- LL.M., New York University School of Law, 2003
- J.D., University of Oregon School of Law, 2002
- B.A., University of California, Los Angeles, 1997
Michael Chan is a partner in the Tax, Employee Benefits, and Executive Compensation Practice Groups in the firm's Los Angeles office.
Areas of Practice
Mr. Chan counsels employers with respect to the design, administration and legal compliance of qualified retirement plans, including defined benefit plans, employee stock ownership plans, tax-sheltered annuities and defined contribution plans. His experience in this area includes (i) advising plan sponsors (in addition to plan administrators, trustees and other plan fiduciaries) with respect to their fiduciary obligations, including reporting and disclosure requirements, under the Employee Retirement Income Security Act of 1974, as amended ("ERISA"), (ii) representing plan sponsors seeking amnesty under the Internal Revenue Service's Employee Plans Compliance Resolution System and the Department of Labor's Voluntary Fiduciary Correction Program, and (iii) assisting plan sponsors with various other compliance issues that arise in the day-to-day operations of qualified retirement plans.

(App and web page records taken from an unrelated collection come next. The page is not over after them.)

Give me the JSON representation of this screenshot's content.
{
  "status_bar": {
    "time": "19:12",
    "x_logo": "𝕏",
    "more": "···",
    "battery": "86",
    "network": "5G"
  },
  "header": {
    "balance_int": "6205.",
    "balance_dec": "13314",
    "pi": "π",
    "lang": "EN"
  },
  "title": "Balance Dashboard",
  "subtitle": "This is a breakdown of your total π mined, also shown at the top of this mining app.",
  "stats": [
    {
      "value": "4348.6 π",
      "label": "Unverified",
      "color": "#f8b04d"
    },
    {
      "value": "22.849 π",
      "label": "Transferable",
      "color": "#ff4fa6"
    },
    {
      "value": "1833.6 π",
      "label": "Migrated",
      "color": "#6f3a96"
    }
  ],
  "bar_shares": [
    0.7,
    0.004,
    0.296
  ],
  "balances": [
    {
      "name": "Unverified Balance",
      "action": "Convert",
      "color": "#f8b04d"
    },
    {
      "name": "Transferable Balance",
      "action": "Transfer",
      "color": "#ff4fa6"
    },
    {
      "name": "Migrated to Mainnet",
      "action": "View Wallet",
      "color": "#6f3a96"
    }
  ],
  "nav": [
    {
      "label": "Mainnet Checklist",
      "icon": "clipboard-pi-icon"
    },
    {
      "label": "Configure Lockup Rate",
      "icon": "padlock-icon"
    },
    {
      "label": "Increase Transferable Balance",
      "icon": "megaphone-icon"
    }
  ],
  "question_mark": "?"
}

Welfare Benefit Plans
Mr. Chan also has extensive experience in assisting employers with the maintenance and administration of welfare benefit arrangements, such as cafeteria plans (also known as Section 125 plans), medical expense and dependent care reimbursement programs, medical plans for active and retired employees, severance plans and self-funded plans involving voluntary employees' beneficiary associations (also known as VEBAs) established under Internal Revenue Code Section 501(c)(9). Additionally, Mr. Chan counsels employers regarding their obligations under COBRA and HIPAA, as well as the developing regulations under healthcare reform legislation.
A significant portion of Mr. Chan's practice involves advising clients with respect to the employee benefits and ERISA-related issues that arise in the context of mergers and acquisition transactions. His experience in this area includes negotiating and drafting provisions for transactional documents to reflect the division of responsibilities for employee benefit-related liabilities and the representations and warranties regarding such liabilities.
Mr. Chan advises clients with respect to equity and non-equity based incentive compensation, nonqualified deferred compensation, change in control, and severance arrangements, including the Internal Revenue Code rules governing the taxation of such arrangements.
Corporate & Securities Law Blog Posts
- "What Employers Need to Know About Healthcare Reform for 2013," December 31, 2012